Who, What, Why: How do you track an iceberg?
A large iceberg has broken off a glacier in northern Greenland. Where will it go - and how do you track an iceberg?
At twice the size of Manhattan, the iceberg that has just calved from the Petermann Glacier, is not hard to miss.
It can easily be seen on satellite images and is nestled within the glacial fjord.
But once it gets out to open sea, it will drift and start to break up into smaller pieces, in a way that is virtually impossible to predict, says Trudy Wohlleben, senior ice forecaster with the Canadian Ice Service.
She tracks satellite data for icebergs, and was the first to spot this new iceberg, as well as a previous one - twice the size - which calved from the same glacier in 2010.
Water currents and the wind are two of the main forces at play in determining where an iceberg goes.

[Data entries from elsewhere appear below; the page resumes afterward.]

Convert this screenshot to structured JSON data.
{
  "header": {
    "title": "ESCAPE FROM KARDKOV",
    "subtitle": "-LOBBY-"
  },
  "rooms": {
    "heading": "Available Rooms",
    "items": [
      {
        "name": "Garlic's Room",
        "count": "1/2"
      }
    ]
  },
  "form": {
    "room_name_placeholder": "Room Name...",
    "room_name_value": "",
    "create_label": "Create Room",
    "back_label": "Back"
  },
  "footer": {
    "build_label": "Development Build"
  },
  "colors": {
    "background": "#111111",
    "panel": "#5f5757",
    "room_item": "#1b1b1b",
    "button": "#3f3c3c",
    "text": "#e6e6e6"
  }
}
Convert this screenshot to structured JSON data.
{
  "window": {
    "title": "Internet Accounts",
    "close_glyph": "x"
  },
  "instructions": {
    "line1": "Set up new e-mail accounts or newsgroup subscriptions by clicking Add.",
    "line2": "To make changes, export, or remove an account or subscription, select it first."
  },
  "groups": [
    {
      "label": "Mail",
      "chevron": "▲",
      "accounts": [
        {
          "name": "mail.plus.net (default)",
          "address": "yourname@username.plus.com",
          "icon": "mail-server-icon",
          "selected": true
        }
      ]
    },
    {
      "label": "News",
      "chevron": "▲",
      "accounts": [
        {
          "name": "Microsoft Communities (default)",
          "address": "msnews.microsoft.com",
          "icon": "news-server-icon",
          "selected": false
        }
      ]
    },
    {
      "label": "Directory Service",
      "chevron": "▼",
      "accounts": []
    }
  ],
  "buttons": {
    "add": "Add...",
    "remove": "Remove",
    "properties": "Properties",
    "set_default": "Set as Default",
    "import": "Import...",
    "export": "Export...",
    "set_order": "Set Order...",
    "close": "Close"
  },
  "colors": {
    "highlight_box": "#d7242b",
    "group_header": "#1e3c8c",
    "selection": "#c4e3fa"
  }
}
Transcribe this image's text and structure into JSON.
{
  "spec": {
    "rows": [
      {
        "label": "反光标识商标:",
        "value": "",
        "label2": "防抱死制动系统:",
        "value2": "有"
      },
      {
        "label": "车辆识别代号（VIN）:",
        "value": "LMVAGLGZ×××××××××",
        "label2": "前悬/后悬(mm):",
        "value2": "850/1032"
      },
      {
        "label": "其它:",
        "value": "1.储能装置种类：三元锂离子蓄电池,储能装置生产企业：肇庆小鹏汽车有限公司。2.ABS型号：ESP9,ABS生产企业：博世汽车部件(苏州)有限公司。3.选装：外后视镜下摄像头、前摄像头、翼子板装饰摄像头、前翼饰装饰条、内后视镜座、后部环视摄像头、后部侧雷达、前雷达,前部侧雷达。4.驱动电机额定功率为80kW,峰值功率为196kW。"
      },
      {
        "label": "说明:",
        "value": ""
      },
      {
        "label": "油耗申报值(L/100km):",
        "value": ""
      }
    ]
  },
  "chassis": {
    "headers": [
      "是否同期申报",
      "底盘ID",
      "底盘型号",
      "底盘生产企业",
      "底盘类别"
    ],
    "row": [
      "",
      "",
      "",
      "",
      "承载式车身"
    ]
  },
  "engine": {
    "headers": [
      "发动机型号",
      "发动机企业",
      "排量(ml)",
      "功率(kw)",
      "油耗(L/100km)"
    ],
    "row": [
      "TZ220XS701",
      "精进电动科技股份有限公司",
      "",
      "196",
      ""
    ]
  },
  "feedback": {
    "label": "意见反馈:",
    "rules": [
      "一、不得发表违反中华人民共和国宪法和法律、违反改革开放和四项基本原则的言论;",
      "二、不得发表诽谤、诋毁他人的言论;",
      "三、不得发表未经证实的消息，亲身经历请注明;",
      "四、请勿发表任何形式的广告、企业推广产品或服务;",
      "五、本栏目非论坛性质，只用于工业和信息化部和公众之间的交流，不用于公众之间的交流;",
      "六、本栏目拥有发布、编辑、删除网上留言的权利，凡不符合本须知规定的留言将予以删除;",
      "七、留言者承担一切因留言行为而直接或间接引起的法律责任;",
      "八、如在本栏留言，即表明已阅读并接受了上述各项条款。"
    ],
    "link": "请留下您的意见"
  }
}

Most of the tracking is done by satellites, but as the iceberg breaks up into smaller and smaller pieces, they become hard to see.
"Icebergs drift and melt until they're eventually impossible to detect by satellite because they are so small," says Eric Rignot, senior research scientist at Nasa's Jet Propulsion Laboratory.
Small icebergs are called bergy bits (around the size of a grand piano) or growlers (about the size of a small house).
And anything growler-sized or smaller, is tricky for a satellite to pick up.
But these small icebergs pose a big threat to ships.
"Large icebergs are reasonably visible - it's the smaller pieces that become a problem for shipping," says Captain David Snider, an ice pilot and navigator, who help ships chart a safe passage through icy waters.
"They can be quite hidden by rough seas, and what you can't see is harder to avoid."
One technique to get around this problem is to drop satellite tracking beacons onto the icebergs, which send a signal showing their location, much like a GPS system.
They are positioned either by landing on the iceberg in a helicopter, says Trudy Wohlleben, or by dropping the beacon - attached to its own mini-parachute - from an airplane.
But there are logistical problems: "The batteries only last around one year, and then you need to replace them."
Two years after the first big iceberg calved from Petermann Glacier, Wohlleben and her team are still tracking it. "There's quite a bit left," she says.
It took about one month to "manoeuvre its way out of the narrow space" of the fjord, says Wohlleben.
Once out, it broke into two halves, and a year later, one of those bits reached Newfoundland.
"It started doing little circles, and breaking into smaller icebergs. It was quite close to land, and they could see it from the International Space Station."
The second half - a large chunk around 40 square km (15 square miles) - is currently grounded off the east coast of Baffin Island.
"Like a ship, when it gets too close to the shore, it hits the bottom.
"Sometimes we see it pivoting. One little corner is stuck to the bottom, so it may float free," says Wohlleben.
So could the course of the 2010 iceberg help predict where this one will go?
It probably won't be that simple. "It's really difficult. You can have two pieces next to each other and they just diverge and go different ways," she says.
"That's what happened [in 2010] - the leading fragment just took off."
It is not just ships that are threatened by icebergs - off-shore oil platforms are also at risk, and at one stage, part of the 2010 iceberg looked like it was heading towards one.
Ships have the advantage that they can move out of the way. Though an oil rig can move, it is not something that be activated quickly, and is seen as a last resort, says Stephen Green with Provincial Aerospace Ltd, a company that specialises in protecting oil platforms from icebergs.
To complement the satellite data, his firm sends airplanes with radars to help track an iceberg's movements.
When an iceberg is heading for an oil platform, they step in to divert its course, or - if it is small enough - break it up with water cannon.
If it is a large iceberg, they either lasso it with a rope (tricky if the iceberg is quite flat), or catch it in an ice net, thrown off the deck of a ship.
The most important thing is to stay as far away from the iceberg as possible.
"They are always breaking apart - always. So you shouldn't go anywhere near them unless you have to, they are incredibly dangerous," says Green.
Once lassoed, "we'll tow the iceberg away from the platform to a safe place where it just drifts off".
Reporting by Cordelia Hebblethwaite